# TASK REQUIREMENTS
Using the records below, count the lines with "JSON" in them. Give the number only.

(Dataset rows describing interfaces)
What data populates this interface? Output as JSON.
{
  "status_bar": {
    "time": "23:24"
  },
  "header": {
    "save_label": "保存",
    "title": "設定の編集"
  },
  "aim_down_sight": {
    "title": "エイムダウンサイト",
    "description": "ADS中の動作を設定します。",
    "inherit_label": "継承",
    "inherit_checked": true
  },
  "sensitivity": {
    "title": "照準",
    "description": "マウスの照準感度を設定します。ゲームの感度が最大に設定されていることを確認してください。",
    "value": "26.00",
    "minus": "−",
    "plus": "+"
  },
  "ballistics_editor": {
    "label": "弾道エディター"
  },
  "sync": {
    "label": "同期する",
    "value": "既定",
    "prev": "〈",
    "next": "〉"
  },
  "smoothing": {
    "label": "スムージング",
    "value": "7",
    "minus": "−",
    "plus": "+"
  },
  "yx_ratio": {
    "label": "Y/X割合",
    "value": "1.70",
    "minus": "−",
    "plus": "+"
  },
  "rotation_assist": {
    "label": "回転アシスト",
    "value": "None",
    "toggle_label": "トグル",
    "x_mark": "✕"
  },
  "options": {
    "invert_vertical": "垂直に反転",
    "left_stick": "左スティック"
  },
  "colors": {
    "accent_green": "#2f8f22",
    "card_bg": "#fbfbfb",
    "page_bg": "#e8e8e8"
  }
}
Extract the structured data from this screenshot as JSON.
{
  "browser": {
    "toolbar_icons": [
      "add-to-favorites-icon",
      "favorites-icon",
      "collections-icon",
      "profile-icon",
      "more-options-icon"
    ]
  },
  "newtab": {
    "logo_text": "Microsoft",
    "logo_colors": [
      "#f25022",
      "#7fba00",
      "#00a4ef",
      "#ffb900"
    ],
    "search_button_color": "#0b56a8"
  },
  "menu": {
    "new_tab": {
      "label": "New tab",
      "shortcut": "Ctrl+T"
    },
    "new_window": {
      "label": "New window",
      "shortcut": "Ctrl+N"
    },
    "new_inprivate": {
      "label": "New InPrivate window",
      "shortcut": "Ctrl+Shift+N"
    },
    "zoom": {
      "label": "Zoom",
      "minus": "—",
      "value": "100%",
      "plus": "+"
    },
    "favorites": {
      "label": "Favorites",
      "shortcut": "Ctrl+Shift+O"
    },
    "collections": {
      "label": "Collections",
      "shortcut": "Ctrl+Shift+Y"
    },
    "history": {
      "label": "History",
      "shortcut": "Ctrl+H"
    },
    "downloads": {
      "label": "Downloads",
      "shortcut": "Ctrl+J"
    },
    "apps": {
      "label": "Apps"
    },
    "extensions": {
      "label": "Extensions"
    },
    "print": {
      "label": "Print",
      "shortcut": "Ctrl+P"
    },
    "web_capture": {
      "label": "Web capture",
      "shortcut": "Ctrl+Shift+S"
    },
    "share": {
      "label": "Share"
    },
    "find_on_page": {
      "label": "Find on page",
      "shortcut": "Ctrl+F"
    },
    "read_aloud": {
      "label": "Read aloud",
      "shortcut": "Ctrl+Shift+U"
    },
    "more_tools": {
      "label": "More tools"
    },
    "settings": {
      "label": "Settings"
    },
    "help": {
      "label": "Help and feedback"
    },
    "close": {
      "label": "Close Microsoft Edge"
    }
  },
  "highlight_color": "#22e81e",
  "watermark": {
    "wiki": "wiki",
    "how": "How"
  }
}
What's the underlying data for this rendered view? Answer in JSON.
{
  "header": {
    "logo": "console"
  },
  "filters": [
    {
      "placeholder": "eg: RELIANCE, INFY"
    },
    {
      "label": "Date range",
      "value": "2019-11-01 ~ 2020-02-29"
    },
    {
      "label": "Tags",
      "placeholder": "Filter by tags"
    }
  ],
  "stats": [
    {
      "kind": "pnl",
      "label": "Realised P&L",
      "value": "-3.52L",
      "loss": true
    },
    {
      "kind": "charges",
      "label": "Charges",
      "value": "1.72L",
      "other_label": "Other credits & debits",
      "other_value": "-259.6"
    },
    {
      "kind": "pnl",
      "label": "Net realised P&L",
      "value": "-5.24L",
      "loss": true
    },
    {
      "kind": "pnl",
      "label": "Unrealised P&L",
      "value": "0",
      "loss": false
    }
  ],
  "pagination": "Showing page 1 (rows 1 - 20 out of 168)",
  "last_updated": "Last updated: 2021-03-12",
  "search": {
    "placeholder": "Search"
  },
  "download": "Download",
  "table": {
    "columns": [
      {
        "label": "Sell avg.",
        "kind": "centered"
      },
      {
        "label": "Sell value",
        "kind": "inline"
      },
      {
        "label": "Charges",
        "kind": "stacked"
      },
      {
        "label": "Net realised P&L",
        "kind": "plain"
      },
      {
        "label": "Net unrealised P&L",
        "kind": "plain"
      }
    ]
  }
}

# REPLY
3